» Information shown
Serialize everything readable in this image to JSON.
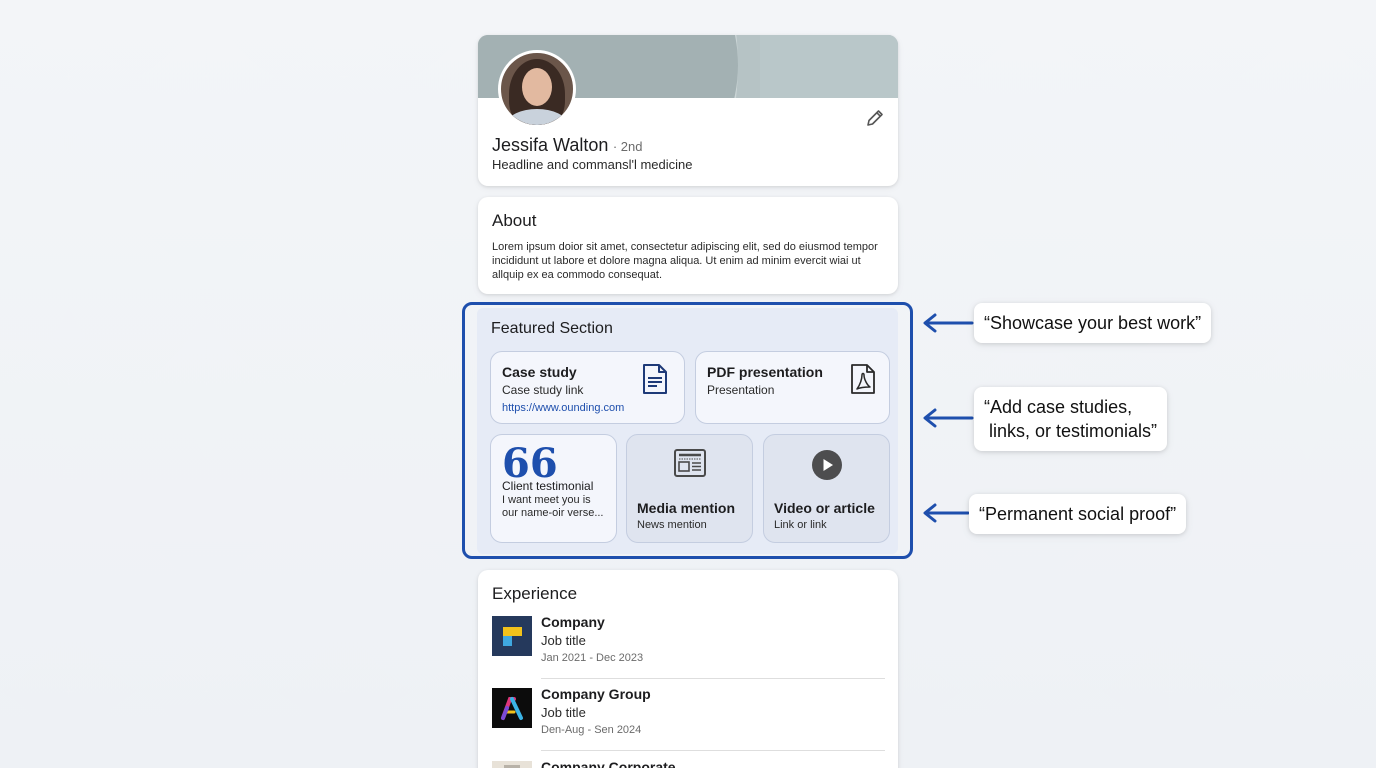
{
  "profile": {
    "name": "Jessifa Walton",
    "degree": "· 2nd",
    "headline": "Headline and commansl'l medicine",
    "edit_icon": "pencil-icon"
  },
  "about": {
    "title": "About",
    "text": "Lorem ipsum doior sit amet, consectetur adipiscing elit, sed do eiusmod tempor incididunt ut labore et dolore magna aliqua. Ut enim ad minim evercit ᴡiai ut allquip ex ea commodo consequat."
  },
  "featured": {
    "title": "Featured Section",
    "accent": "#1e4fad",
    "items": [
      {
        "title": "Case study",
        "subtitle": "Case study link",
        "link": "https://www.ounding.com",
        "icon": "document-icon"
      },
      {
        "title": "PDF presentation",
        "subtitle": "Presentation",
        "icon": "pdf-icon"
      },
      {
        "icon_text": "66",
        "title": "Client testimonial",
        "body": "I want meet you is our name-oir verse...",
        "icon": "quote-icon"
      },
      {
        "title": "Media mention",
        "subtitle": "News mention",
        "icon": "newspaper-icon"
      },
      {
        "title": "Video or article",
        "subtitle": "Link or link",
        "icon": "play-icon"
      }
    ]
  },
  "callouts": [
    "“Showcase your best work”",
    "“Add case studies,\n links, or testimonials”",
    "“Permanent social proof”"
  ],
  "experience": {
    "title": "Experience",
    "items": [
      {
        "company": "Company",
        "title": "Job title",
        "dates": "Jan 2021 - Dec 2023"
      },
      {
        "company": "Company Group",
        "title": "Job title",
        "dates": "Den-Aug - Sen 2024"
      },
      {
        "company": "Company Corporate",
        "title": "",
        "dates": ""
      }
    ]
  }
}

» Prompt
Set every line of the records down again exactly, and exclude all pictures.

» Result
Serialize everything readable in this image to JSON.
{
  "profile": {
    "name": "Jessifa Walton",
    "degree": "· 2nd",
    "headline": "Headline and commansl'l medicine",
    "edit_icon": "pencil-icon"
  },
  "about": {
    "title": "About",
    "text": "Lorem ipsum doior sit amet, consectetur adipiscing elit, sed do eiusmod tempor incididunt ut labore et dolore magna aliqua. Ut enim ad minim evercit ᴡiai ut allquip ex ea commodo consequat."
  },
  "featured": {
    "title": "Featured Section",
    "accent": "#1e4fad",
    "items": [
      {
        "title": "Case study",
        "subtitle": "Case study link",
        "link": "https://www.ounding.com",
        "icon": "document-icon"
      },
      {
        "title": "PDF presentation",
        "subtitle": "Presentation",
        "icon": "pdf-icon"
      },
      {
        "icon_text": "66",
        "title": "Client testimonial",
        "body": "I want meet you is our name-oir verse...",
        "icon": "quote-icon"
      },
      {
        "title": "Media mention",
        "subtitle": "News mention",
        "icon": "newspaper-icon"
      },
      {
        "title": "Video or article",
        "subtitle": "Link or link",
        "icon": "play-icon"
      }
    ]
  },
  "callouts": [
    "“Showcase your best work”",
    "“Add case studies,\n links, or testimonials”",
    "“Permanent social proof”"
  ],
  "experience": {
    "title": "Experience",
    "items": [
      {
        "company": "Company",
        "title": "Job title",
        "dates": "Jan 2021 - Dec 2023"
      },
      {
        "company": "Company Group",
        "title": "Job title",
        "dates": "Den-Aug - Sen 2024"
      },
      {
        "company": "Company Corporate",
        "title": "",
        "dates": ""
      }
    ]
  }
}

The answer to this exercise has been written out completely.